Little time separated the finish of the indoor season and the outdoor one, as the latter opened up with a meet on March 27. Similar to the indoor schedule, Lindenwood also had six outdoor meets in the regular season. 

By this point, most of the runners had already gone through two different seasons. Multiple challenges and variables come up as a result of this, such as being able to say fit, which Viers has seen her team struggle with at times.

“I’ve seen so many of our girls and guys struggle with that,” Viers said, “and for the first couple of weeks of outdoor, we are kind of trying to compete but honestly we’re not at our best because we’re really injured. So I would say the best way that we handle that is trying to slow down a bit to where when the actual important races come, we can speed up.”

With fatigue and fitness becoming one of the more challenging aspects to deal with at this point in the year, something that helped was the more favorable travel schedule.

Two of the six meets were hosted by Lindenwood, and none of them were outside of Missouri. The GLVC Championships are in Rolla, Missouri from May 6-8 as well. Nationals take place at the end of the month.

And then it’s over. A year that began back in August comes to an end in May, nearly nine months later. And by that point, there’s one word that best describes how these athletes feel: tired.

“You can be at your peak fitness and feeling really good, but at that point, you’re just exhausted in every way, shape, and form,” White said. “Mentally, emotionally, physically, just tired.”

A key thing that contributes to assisting the runners when they may face these obstacles throughout a season is their inner motivation. 

Cole knows that there is only so much the coaching staff can do to help the members of the team find this as they progress throughout the year.

“You can lead them to the water, but they’ve got to want to drink it,” Cole said.

For Moreau and most of his teammates, having this desire hasn’t been an issue. He uses his end-goal to push him through all three seasons.

“You are motivated because you want to achieve your goal, at least for everyone in the team,” Moreau said.

Viers, when finding what motivates her, looked at the bigger picture and the situation that she is in as a student-athlete.

“When I am having a difficult workout, I do often think about like, ‘okay but I’m living someone else’s dream that they might not have the opportunity to do,’” Viers said. “So I need to appreciate it more and not take it for granted.”

Also helping the athletes get through it all is the team that surrounds them.
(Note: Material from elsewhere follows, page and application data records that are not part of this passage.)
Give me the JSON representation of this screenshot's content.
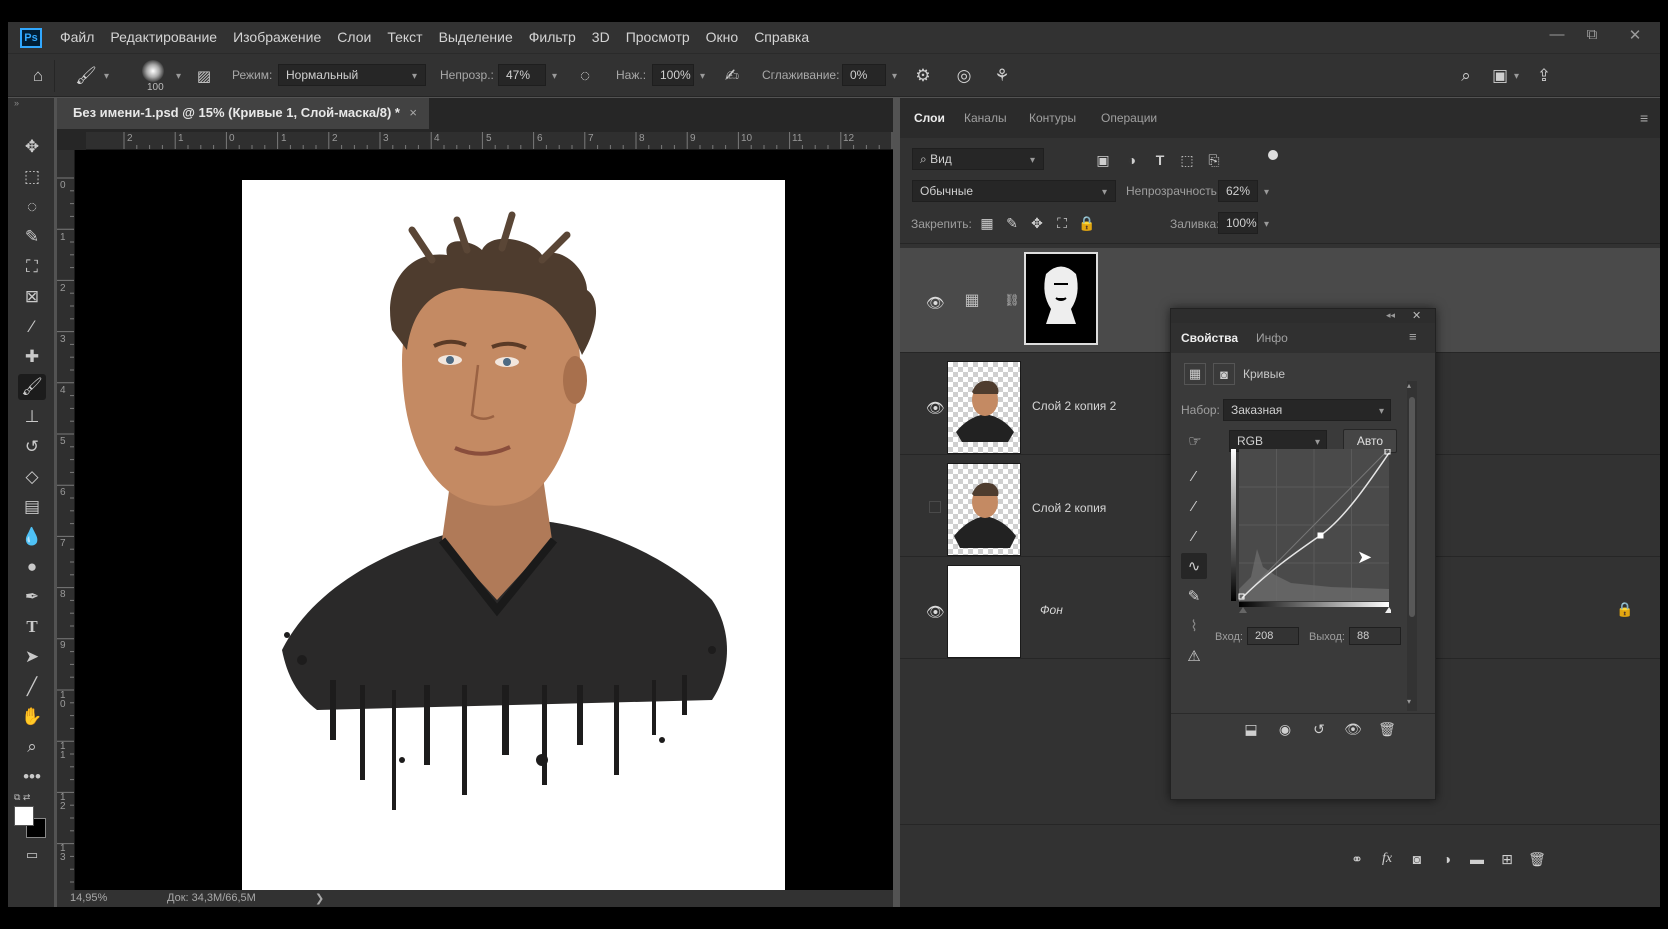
{
  "app": {
    "logo": "Ps",
    "accent": "#31a8ff"
  },
  "menu": [
    "Файл",
    "Редактирование",
    "Изображение",
    "Слои",
    "Текст",
    "Выделение",
    "Фильтр",
    "3D",
    "Просмотр",
    "Окно",
    "Справка"
  ],
  "window_controls": {
    "minimize": "—",
    "restore": "⧉",
    "close": "✕"
  },
  "options": {
    "brush_size": "100",
    "mode_label": "Режим:",
    "mode_value": "Нормальный",
    "opacity_label": "Непрозр.:",
    "opacity_value": "47%",
    "pressure_label": "Наж.:",
    "pressure_value": "100%",
    "smoothing_label": "Сглаживание:",
    "smoothing_value": "0%"
  },
  "document": {
    "tab_title": "Без имени-1.psd @ 15% (Кривые 1, Слой-маска/8) *",
    "tab_close": "×",
    "ruler_top": [
      "2",
      "1",
      "0",
      "1",
      "2",
      "3",
      "4",
      "5",
      "6",
      "7",
      "8",
      "9",
      "10",
      "11",
      "12"
    ],
    "ruler_left": [
      "0",
      "1",
      "2",
      "3",
      "4",
      "5",
      "6",
      "7",
      "8",
      "9",
      "1 0",
      "1 1",
      "1 2",
      "1 3"
    ],
    "zoom": "14,95%",
    "doc_size": "Док: 34,3M/66,5M",
    "arrow": "❯"
  },
  "layers_panel": {
    "tabs": [
      "Слои",
      "Каналы",
      "Контуры",
      "Операции"
    ],
    "filter_value": "Вид",
    "blend_mode": "Обычные",
    "opacity_label": "Непрозрачность:",
    "opacity_value": "62%",
    "lock_label": "Закрепить:",
    "fill_label": "Заливка:",
    "fill_value": "100%",
    "layers": [
      {
        "name": "",
        "visible": true,
        "type": "curves-adjustment"
      },
      {
        "name": "Слой 2 копия 2",
        "visible": true,
        "type": "pixel"
      },
      {
        "name": "Слой 2 копия",
        "visible": false,
        "type": "pixel"
      },
      {
        "name": "Фон",
        "visible": true,
        "type": "background"
      }
    ]
  },
  "properties": {
    "tabs": [
      "Свойства",
      "Инфо"
    ],
    "adjustment_name": "Кривые",
    "preset_label": "Набор:",
    "preset_value": "Заказная",
    "channel_value": "RGB",
    "auto_label": "Авто",
    "input_label": "Вход:",
    "input_value": "208",
    "output_label": "Выход:",
    "output_value": "88",
    "collapse": "◂◂",
    "close": "✕",
    "menu": "≡"
  },
  "colors": {
    "panel": "#323232",
    "workspace": "#262626",
    "dialog": "#3a3a3a",
    "selected_row": "#4a4a4a"
  }
}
The overall positive environment of both track and field and cross country gives each individual a reason to want to come to practice the next day, or to finish difficult runs.

Members of the Lindenwood men’s distance team for track and field get warmed up ahead of a practice on April 30. (James Tananan Kamnuedkhun)
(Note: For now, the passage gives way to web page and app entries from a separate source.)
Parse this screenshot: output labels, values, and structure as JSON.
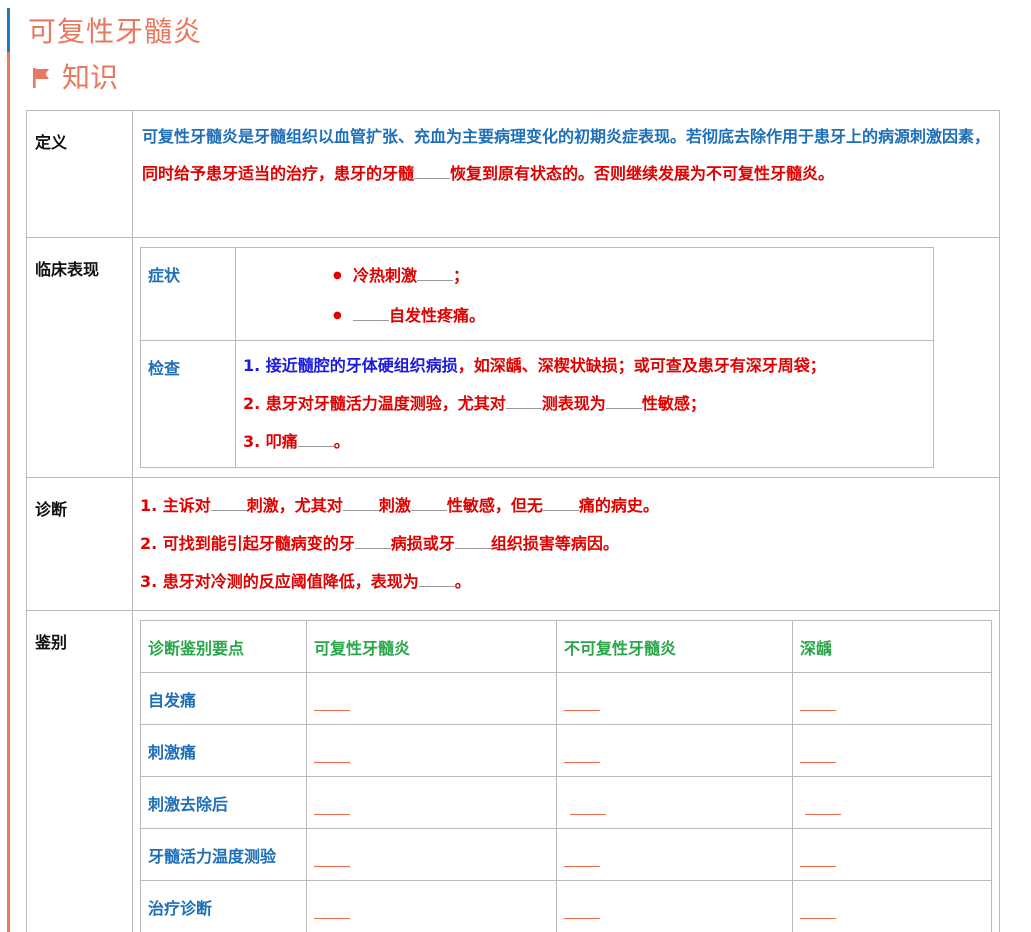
{
  "title": "可复性牙髓炎",
  "section": "知识",
  "rows": {
    "definition": {
      "label": "定义",
      "text_blue": "可复性牙髓炎是牙髓组织以血管扩张、充血为主要病理变化的初期炎症表现。若彻底去除作用于患牙上的病源刺激因素，",
      "text_red1": "同时给予患牙适当的治疗，患牙的牙髓",
      "text_red2": "恢复到原有状态的。否则继续发展为不可复性牙髓炎。"
    },
    "clinical": {
      "label": "临床表现",
      "symptom_label": "症状",
      "symptom1": "冷热刺激",
      "symptom1_tail": "；",
      "symptom2_tail": "自发性疼痛。",
      "exam_label": "检查",
      "exam1": "1. 接近髓腔的牙体硬组织病损",
      "exam1_tail": "，如深龋、深楔状缺损；或可查及患牙有深牙周袋；",
      "exam2_a": "2. 患牙对牙髓活力温度测验，尤其对",
      "exam2_b": "测表现为",
      "exam2_c": "性敏感；",
      "exam3_a": "3. 叩痛",
      "exam3_b": "。"
    },
    "diagnosis": {
      "label": "诊断",
      "d1_a": "1. 主诉对",
      "d1_b": "刺激，尤其对",
      "d1_c": "刺激",
      "d1_d": "性敏感，但无",
      "d1_e": "痛的病史。",
      "d2_a": "2. 可找到能引起牙髓病变的牙",
      "d2_b": "病损或牙",
      "d2_c": "组织损害等病因。",
      "d3_a": "3. 患牙对冷测的反应阈值降低，表现为",
      "d3_b": "。"
    },
    "differential": {
      "label": "鉴别",
      "headers": [
        "诊断鉴别要点",
        "可复性牙髓炎",
        "不可复性牙髓炎",
        "深龋"
      ],
      "row_labels": [
        "自发痛",
        "刺激痛",
        "刺激去除后",
        "牙髓活力温度测验",
        "治疗诊断"
      ]
    }
  },
  "colors": {
    "accent": "#e8785f",
    "blue": "#1e6fb8",
    "red": "#e00000",
    "green": "#2aa64a"
  }
}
“Everyone is happy during training,” Moreau said. “It’s really good to go to training for that because you know you are going to see your friend and spend the good moments with them.”
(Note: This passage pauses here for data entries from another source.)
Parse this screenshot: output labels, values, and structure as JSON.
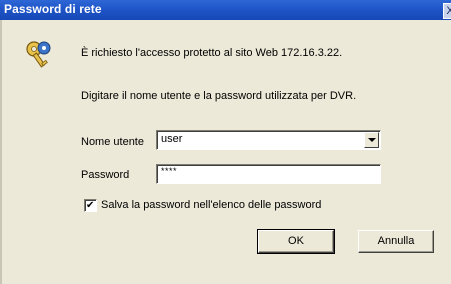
{
  "window": {
    "title": "Password di rete",
    "close_label": "X"
  },
  "message": {
    "line1": "È richiesto l'accesso protetto al sito Web 172.16.3.22.",
    "line2": "Digitare il nome utente e la password utilizzata per DVR."
  },
  "form": {
    "username_label": "Nome utente",
    "username_value": "user",
    "password_label": "Password",
    "password_value": "****",
    "save_checkbox_checked": true,
    "save_checkbox_mark": "✔",
    "save_label": "Salva la password nell'elenco delle password"
  },
  "buttons": {
    "ok": "OK",
    "cancel": "Annulla"
  },
  "icons": {
    "key": "key-icon",
    "dropdown": "chevron-down-icon"
  },
  "colors": {
    "titlebar": "#1f55c8",
    "dialog_bg": "#ece9d8"
  }
}
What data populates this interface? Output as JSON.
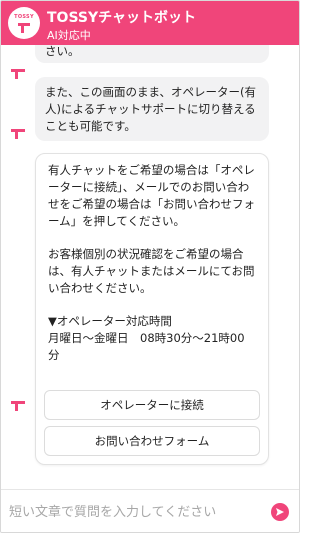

This uplifting team culture has benefited the athletes in dealing with another challenge that comes with being a student-athlete in the loss of some of the social aspects of college. 

But while with their disciplines and their teams, White and others have had an easier time at being able to manage this thanks to how their teammates help elevate them each day in practice. 

“You want people that are gonna push you during training so that you can better yourself for yourself but also better yourself to help out the rest of the team when it comes to team scoring,” White said.   

In an experience like this one, where students are forced to balance a year-long schedule for their sports with schoolwork and possibly even their jobs, many challenges arise. Through these difficulties, Viers sees an opportunity to grow going forward as a Lion, and beyond after her time at Lindenwood.

“I think the experiences have made a change in me,” Viers said. “Because I know , ‘oh yeah, I was a student-athlete in college’, not many people can say that. After this, I’ll be more grateful for what I have done in college.”

The conference season wraps up this weekend for the GLVC Outdoor Track and Field Championships, before the year that started back in August comes to a close from May 27-29 in the NCAA Division II Outdoor Championships.